-- Input material follows --
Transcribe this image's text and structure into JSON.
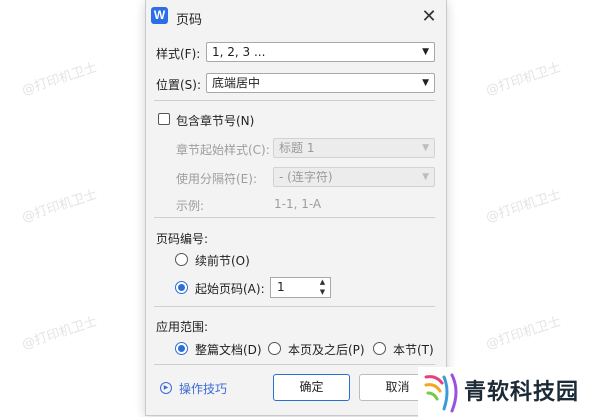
{
  "watermark": "@打印机卫士",
  "dialog": {
    "title": "页码",
    "app_icon_letter": "W",
    "close_glyph": "✕"
  },
  "style_row": {
    "label": "样式(F):",
    "value": "1, 2, 3 ..."
  },
  "position_row": {
    "label": "位置(S):",
    "value": "底端居中"
  },
  "chapter": {
    "checkbox_label": "包含章节号(N)",
    "checked": false,
    "start_style_label": "章节起始样式(C):",
    "start_style_value": "标题 1",
    "separator_label": "使用分隔符(E):",
    "separator_value": "-    (连字符)",
    "example_label": "示例:",
    "example_value": "1-1, 1-A"
  },
  "numbering": {
    "heading": "页码编号:",
    "continue_label": "续前节(O)",
    "start_label": "起始页码(A):",
    "start_value": "1",
    "selected": "start"
  },
  "apply": {
    "heading": "应用范围:",
    "options": [
      "整篇文档(D)",
      "本页及之后(P)",
      "本节(T)"
    ],
    "selected": "整篇文档(D)"
  },
  "footer": {
    "tips_label": "操作技巧",
    "ok_label": "确定",
    "cancel_label": "取消"
  },
  "overlay_logo": {
    "text": "青软科技园"
  },
  "colors": {
    "accent": "#2a6fd6",
    "dialog_bg": "#f3f3f3",
    "link": "#3c6bd6"
  }
}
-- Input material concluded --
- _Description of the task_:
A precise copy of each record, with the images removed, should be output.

- _Answer for this exercise_:
Transcribe this image's text and structure into JSON.
{
  "watermark": "@打印机卫士",
  "dialog": {
    "title": "页码",
    "app_icon_letter": "W",
    "close_glyph": "✕"
  },
  "style_row": {
    "label": "样式(F):",
    "value": "1, 2, 3 ..."
  },
  "position_row": {
    "label": "位置(S):",
    "value": "底端居中"
  },
  "chapter": {
    "checkbox_label": "包含章节号(N)",
    "checked": false,
    "start_style_label": "章节起始样式(C):",
    "start_style_value": "标题 1",
    "separator_label": "使用分隔符(E):",
    "separator_value": "-    (连字符)",
    "example_label": "示例:",
    "example_value": "1-1, 1-A"
  },
  "numbering": {
    "heading": "页码编号:",
    "continue_label": "续前节(O)",
    "start_label": "起始页码(A):",
    "start_value": "1",
    "selected": "start"
  },
  "apply": {
    "heading": "应用范围:",
    "options": [
      "整篇文档(D)",
      "本页及之后(P)",
      "本节(T)"
    ],
    "selected": "整篇文档(D)"
  },
  "footer": {
    "tips_label": "操作技巧",
    "ok_label": "确定",
    "cancel_label": "取消"
  },
  "overlay_logo": {
    "text": "青软科技园"
  },
  "colors": {
    "accent": "#2a6fd6",
    "dialog_bg": "#f3f3f3",
    "link": "#3c6bd6"
  }
}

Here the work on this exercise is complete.